**What the exercise asks**.
Where does the string "icon" occur in the entries below? Copy every line where it does.

'''

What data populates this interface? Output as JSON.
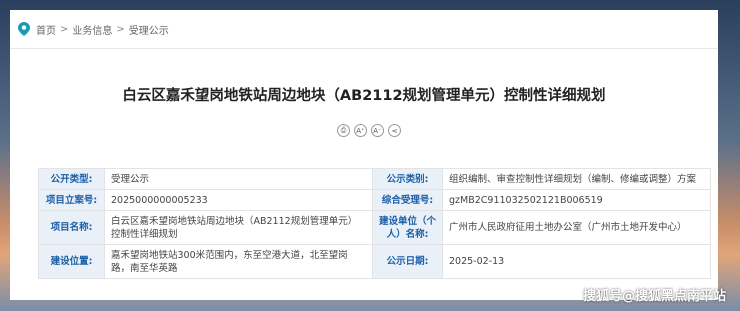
{
  "breadcrumb": [
    "首页",
    "业务信息",
    "受理公示"
  ],
  "breadcrumb_separator": ">",
  "title": "白云区嘉禾望岗地铁站周边地块（AB2112规划管理单元）控制性详细规划",
  "tools": [
    {
      "icon": "print-icon",
      "glyph": "⎙"
    },
    {
      "icon": "font-increase-icon",
      "glyph": "A⁺"
    },
    {
      "icon": "font-decrease-icon",
      "glyph": "A⁻"
    },
    {
      "icon": "share-icon",
      "glyph": "⋖"
    }
  ],
  "info": {
    "row1": {
      "k1": "公开类型:",
      "v1": "受理公示",
      "k2": "公示类别:",
      "v2": "组织编制、审查控制性详细规划（编制、修编或调整）方案"
    },
    "row2": {
      "k1": "项目立案号:",
      "v1": "2025000000005233",
      "k2": "综合受理号:",
      "v2": "gzMB2C911032502121B006519"
    },
    "row3": {
      "k1": "项目名称:",
      "v1": "白云区嘉禾望岗地铁站周边地块（AB2112规划管理单元）控制性详细规划",
      "k2": "建设单位（个人）名称:",
      "v2": "广州市人民政府征用土地办公室（广州市土地开发中心）"
    },
    "row4": {
      "k1": "建设位置:",
      "v1": "嘉禾望岗地铁站300米范围内，东至空港大道，北至望岗路，南至华英路",
      "k2": "公示日期:",
      "v2": "2025-02-13"
    }
  },
  "watermark": "搜狐号@搜狐黑点南平站",
  "colors": {
    "accent": "#1c5fa8",
    "label_bg": "#e9f0f8",
    "pin": "#1a9bb5"
  }
}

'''

**Reply**.
      "icon": "print-icon",
      "icon": "font-increase-icon",
      "icon": "font-decrease-icon",
      "icon": "share-icon",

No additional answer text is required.